Conclusions pilot plant
Achievements, conclusions, and next steps in Blue Energy with the Afsluitdijk pilot-plant
Recent achievements in Blue Energy developments
- The original calculated and modeled performance, validated by Wetsus and KEMA, is achieved with “real world” fresh and salt water at TRL 7.
- The influence of temperature and salt concentrations of the waterflows have to be considered as being important.
- The stacks have been upscaled with a factor 1000, from labscale 0.25 m2 to 250 m2 pilot scale.
- This upscaling of the membrane stacks from 0.25 m2 up to 250 m2 of membrane per stack did not have any negative impact on the power-generating-efficiency, neither per m3 of water nor per m2 of membrane, the efficiency remained the same during the upscaling.
- CFD modelling shows that further upscaling to 2000 m2 of membrane per stack (TRL 8) will not lead to a reduced efficiency. This will be proven in the upcoming period.
- Fouling of the water intake is prevented by special water intake equipment and coatings.
- The biofouling and scaling in the membrane-stacks is under control and minimal; it does not have a negative influence on the energy generating performance thanks to the unique stack design and mode of operation.
- A long term continuous operation of the plant is possible and proven.
- Studies by independent parties (e.g. Deltares and NIOZ) proved minimal ecological impact of the Blue Energy pilot plant.
- The ecological impact of a full-scale RED Blue Energy power plant, even in a sensitive ecosystem as the Waddenzee (UNESCO protected area), is assessed and considered as minimal as long as the same design criteria are used as at the pilot-plant Afsluitdijk
In more detail and looking ahead
Over the past decade, starting with the construction of the Blue Energy research facility on the Afsluitdijk in 2013, all individual pieces of the puzzle that together will form the blueprint for the commercial application of Blue Energy Power Plants have been studied and developed.
After the commissioning in 2014 of this installation, the Reverse ElectroDialysis (RED) technology was tested – worldwide for the first time - on a relevant scale in a relevant environment. The complete technology, from intake to supplying the power to the grid has been studied during the first four years. Meanwhile, upscaling stacks the stacks thousandfold in size, from 0,25 m2 of membrane area to 250 m2 membrane area per stack without losses in performance.

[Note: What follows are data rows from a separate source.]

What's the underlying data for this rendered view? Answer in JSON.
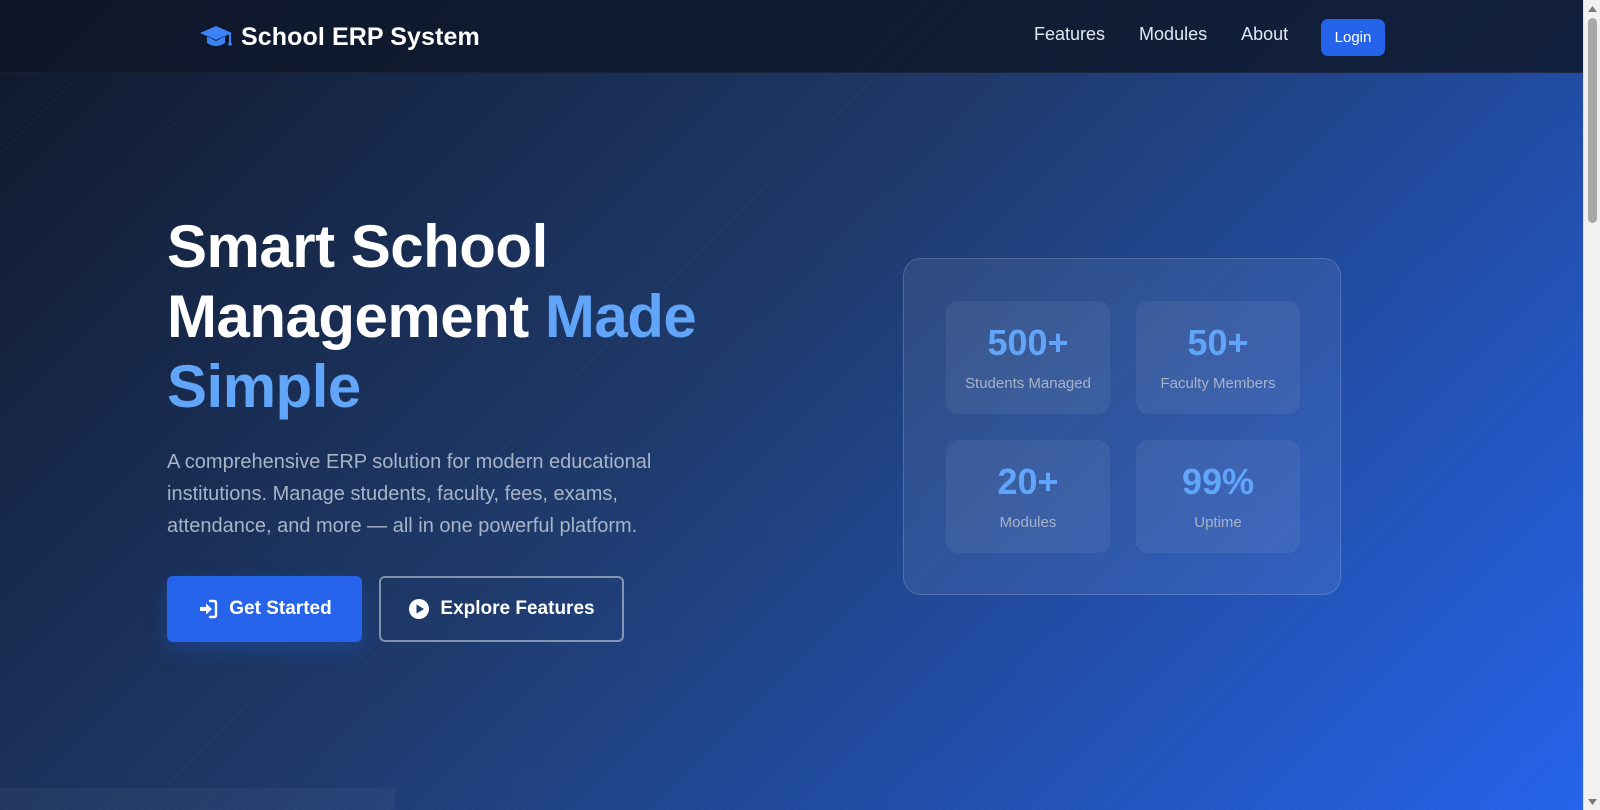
{
  "navbar": {
    "brand": "School ERP System",
    "brand_icon": "graduation-cap-icon",
    "links": [
      "Features",
      "Modules",
      "About"
    ],
    "login_label": "Login"
  },
  "hero": {
    "title_line1": "Smart School",
    "title_line2": "Management",
    "title_accent_a": "Made",
    "title_accent_b": "Simple",
    "description": "A comprehensive ERP solution for modern educational institutions. Manage students, faculty, fees, exams, attendance, and more — all in one powerful platform.",
    "primary_button": {
      "label": "Get Started",
      "icon": "sign-in-icon"
    },
    "secondary_button": {
      "label": "Explore Features",
      "icon": "play-circle-icon"
    }
  },
  "stats": [
    {
      "value": "500+",
      "label": "Students Managed"
    },
    {
      "value": "50+",
      "label": "Faculty Members"
    },
    {
      "value": "20+",
      "label": "Modules"
    },
    {
      "value": "99%",
      "label": "Uptime"
    }
  ],
  "colors": {
    "accent": "#60a5fa",
    "primary": "#2563eb",
    "navbar_bg": "#0f172a",
    "text_muted": "#a7b4c8"
  }
}
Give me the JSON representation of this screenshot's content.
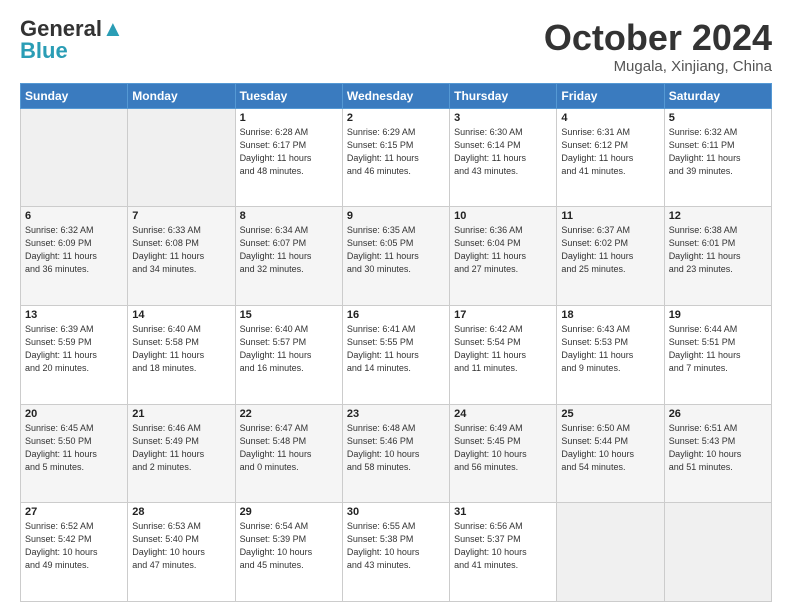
{
  "header": {
    "logo_line1": "General",
    "logo_line2": "Blue",
    "month": "October 2024",
    "location": "Mugala, Xinjiang, China"
  },
  "weekdays": [
    "Sunday",
    "Monday",
    "Tuesday",
    "Wednesday",
    "Thursday",
    "Friday",
    "Saturday"
  ],
  "weeks": [
    [
      {
        "day": "",
        "info": ""
      },
      {
        "day": "",
        "info": ""
      },
      {
        "day": "1",
        "info": "Sunrise: 6:28 AM\nSunset: 6:17 PM\nDaylight: 11 hours\nand 48 minutes."
      },
      {
        "day": "2",
        "info": "Sunrise: 6:29 AM\nSunset: 6:15 PM\nDaylight: 11 hours\nand 46 minutes."
      },
      {
        "day": "3",
        "info": "Sunrise: 6:30 AM\nSunset: 6:14 PM\nDaylight: 11 hours\nand 43 minutes."
      },
      {
        "day": "4",
        "info": "Sunrise: 6:31 AM\nSunset: 6:12 PM\nDaylight: 11 hours\nand 41 minutes."
      },
      {
        "day": "5",
        "info": "Sunrise: 6:32 AM\nSunset: 6:11 PM\nDaylight: 11 hours\nand 39 minutes."
      }
    ],
    [
      {
        "day": "6",
        "info": "Sunrise: 6:32 AM\nSunset: 6:09 PM\nDaylight: 11 hours\nand 36 minutes."
      },
      {
        "day": "7",
        "info": "Sunrise: 6:33 AM\nSunset: 6:08 PM\nDaylight: 11 hours\nand 34 minutes."
      },
      {
        "day": "8",
        "info": "Sunrise: 6:34 AM\nSunset: 6:07 PM\nDaylight: 11 hours\nand 32 minutes."
      },
      {
        "day": "9",
        "info": "Sunrise: 6:35 AM\nSunset: 6:05 PM\nDaylight: 11 hours\nand 30 minutes."
      },
      {
        "day": "10",
        "info": "Sunrise: 6:36 AM\nSunset: 6:04 PM\nDaylight: 11 hours\nand 27 minutes."
      },
      {
        "day": "11",
        "info": "Sunrise: 6:37 AM\nSunset: 6:02 PM\nDaylight: 11 hours\nand 25 minutes."
      },
      {
        "day": "12",
        "info": "Sunrise: 6:38 AM\nSunset: 6:01 PM\nDaylight: 11 hours\nand 23 minutes."
      }
    ],
    [
      {
        "day": "13",
        "info": "Sunrise: 6:39 AM\nSunset: 5:59 PM\nDaylight: 11 hours\nand 20 minutes."
      },
      {
        "day": "14",
        "info": "Sunrise: 6:40 AM\nSunset: 5:58 PM\nDaylight: 11 hours\nand 18 minutes."
      },
      {
        "day": "15",
        "info": "Sunrise: 6:40 AM\nSunset: 5:57 PM\nDaylight: 11 hours\nand 16 minutes."
      },
      {
        "day": "16",
        "info": "Sunrise: 6:41 AM\nSunset: 5:55 PM\nDaylight: 11 hours\nand 14 minutes."
      },
      {
        "day": "17",
        "info": "Sunrise: 6:42 AM\nSunset: 5:54 PM\nDaylight: 11 hours\nand 11 minutes."
      },
      {
        "day": "18",
        "info": "Sunrise: 6:43 AM\nSunset: 5:53 PM\nDaylight: 11 hours\nand 9 minutes."
      },
      {
        "day": "19",
        "info": "Sunrise: 6:44 AM\nSunset: 5:51 PM\nDaylight: 11 hours\nand 7 minutes."
      }
    ],
    [
      {
        "day": "20",
        "info": "Sunrise: 6:45 AM\nSunset: 5:50 PM\nDaylight: 11 hours\nand 5 minutes."
      },
      {
        "day": "21",
        "info": "Sunrise: 6:46 AM\nSunset: 5:49 PM\nDaylight: 11 hours\nand 2 minutes."
      },
      {
        "day": "22",
        "info": "Sunrise: 6:47 AM\nSunset: 5:48 PM\nDaylight: 11 hours\nand 0 minutes."
      },
      {
        "day": "23",
        "info": "Sunrise: 6:48 AM\nSunset: 5:46 PM\nDaylight: 10 hours\nand 58 minutes."
      },
      {
        "day": "24",
        "info": "Sunrise: 6:49 AM\nSunset: 5:45 PM\nDaylight: 10 hours\nand 56 minutes."
      },
      {
        "day": "25",
        "info": "Sunrise: 6:50 AM\nSunset: 5:44 PM\nDaylight: 10 hours\nand 54 minutes."
      },
      {
        "day": "26",
        "info": "Sunrise: 6:51 AM\nSunset: 5:43 PM\nDaylight: 10 hours\nand 51 minutes."
      }
    ],
    [
      {
        "day": "27",
        "info": "Sunrise: 6:52 AM\nSunset: 5:42 PM\nDaylight: 10 hours\nand 49 minutes."
      },
      {
        "day": "28",
        "info": "Sunrise: 6:53 AM\nSunset: 5:40 PM\nDaylight: 10 hours\nand 47 minutes."
      },
      {
        "day": "29",
        "info": "Sunrise: 6:54 AM\nSunset: 5:39 PM\nDaylight: 10 hours\nand 45 minutes."
      },
      {
        "day": "30",
        "info": "Sunrise: 6:55 AM\nSunset: 5:38 PM\nDaylight: 10 hours\nand 43 minutes."
      },
      {
        "day": "31",
        "info": "Sunrise: 6:56 AM\nSunset: 5:37 PM\nDaylight: 10 hours\nand 41 minutes."
      },
      {
        "day": "",
        "info": ""
      },
      {
        "day": "",
        "info": ""
      }
    ]
  ]
}
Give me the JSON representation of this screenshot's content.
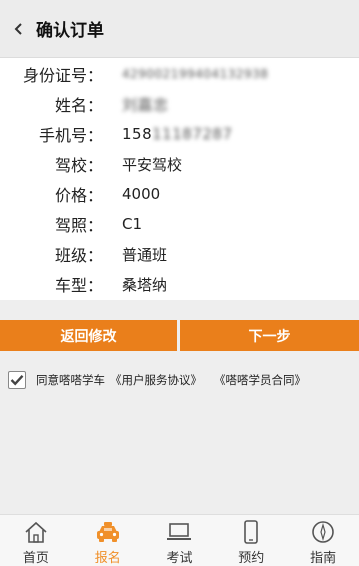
{
  "header": {
    "title": "确认订单"
  },
  "info": {
    "rows": [
      {
        "label": "身份证号：",
        "value": "429002199404132938"
      },
      {
        "label": "姓名：",
        "value": "刘嘉忠"
      },
      {
        "label": "手机号：",
        "value_visible": "158",
        "value_blurred": "11187287"
      },
      {
        "label": "驾校：",
        "value": "平安驾校"
      },
      {
        "label": "价格：",
        "value": "4000"
      },
      {
        "label": "驾照：",
        "value": "C1"
      },
      {
        "label": "班级：",
        "value": "普通班"
      },
      {
        "label": "车型：",
        "value": "桑塔纳"
      }
    ]
  },
  "actions": {
    "back_label": "返回修改",
    "next_label": "下一步"
  },
  "agreement": {
    "checked": true,
    "text": "同意嗒嗒学车",
    "link1": "《用户服务协议》",
    "link2": "《嗒嗒学员合同》"
  },
  "tabbar": {
    "active": "报名",
    "items": [
      {
        "label": "首页",
        "icon": "home-icon"
      },
      {
        "label": "报名",
        "icon": "car-icon"
      },
      {
        "label": "考试",
        "icon": "laptop-icon"
      },
      {
        "label": "预约",
        "icon": "phone-icon"
      },
      {
        "label": "指南",
        "icon": "compass-icon"
      }
    ]
  },
  "colors": {
    "accent": "#ea7f1b",
    "active_tab": "#f0902a"
  }
}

Valuable lessons have been learned regarding the fouling of the system and effective countermeasure were developed. Like the wedge wire screens with an anti-fouling coating on the intake point, to prevent the blocking of the intake by the growth of barnacles and to prevent the intake of juvenile fish, and larvae / eggs from fish and shellfish. And the development of an effective combination of pre-treatment with rapid sand filtration, air sparging as cleaning in place, and the application of profiled membranes, to prevent fouling of the RED stacks.
After demonstrating the technological feasibility of the RED technology using natural waters, the focus shifted to other pieces of the puzzle that needed to be developed. To anticipate on a future environmental effects study, that would be needed for a large-scale RED installation, REDstack initiated a project together with independent research partners Deltares, Netherland Institute for Sea Research (NIOZ), Wageningen Marine Research and Ziltwater Advies. Focussing on the potential effects of the intake, pre-treatment and return of the mixed waters on the survival of small organisms like zooplankton and eggs / larvae of fish and shellfish. And how to mitigate these effects. The outcome of this project demonstrated that when properly designed, the ecological impact is minimal, even when a 60 MW full-scale plant would be operated in sensitive ecosystems as the Waddenzee (UNESCO World Heritage).
To further boost the performance of the process on the road to commercial application, a significant amount of research and development has been put into designing the optimal process configuration for a simultaneous high power density (≥1 W/m2) combined with high energy efficiency (≥80 % of the technical possible amount). Resulting in an optimized process configuration in terms of the feed water ratio and residence time for a configuration with two stacks in series.
For the economical feasibility of the process the production cost of the RED modules is crucial. This required a complete conversion of the stack design as develop during the years of research, to an industrial design that allows for large scale automated assembly. To facilitate this development, the engineering team of REDstack was expanded, and together with renowned partners like Demcon Industrial Systems, BPO and AM-team, a complete new industrial stack design was developed, suitable for large scale automated assembly. With AM-team the fluid distribution inside the stack was optimized using CFD modelling for stacks upscaled tenfold in size, up to 2000 m2 of membrane area. The designs were made for the required parts, ready to be produced using injection moulding. And the concept design of the automated assembly station for RED stacks has been developed.
Starting this year, REDstack will put all of these components together into a full industrial design in order to demonstrate and prove the application of Blue Energy on real surface waters to be technologically, ecologically, and economically feasible.
Within a newly funded project, the Research Facility on the Afsluitdijk will be converted into a full-scale Pilot, incorporating all the individual process units that have been developed, applied, and tested. Upscaling and finetuning the intake and pre-treatment method to mitigate potential negative environmental effects. And to go even a step further, by researching the possibilities to create added value for the ecology. The stacks will be converted in to industrial process units, designed with 2000 m2 of membrane area, forming the basic building block for future commercial installations. Twelve of these large-scale RED stacks will be produced in the developed assembly infrastructure and will be incorporated in the pilot. These twelve stacks will be used to demonstrate the economic, technical and ecological feasibility of the process, producing continuous Blue Energy.
REDstack, May 2023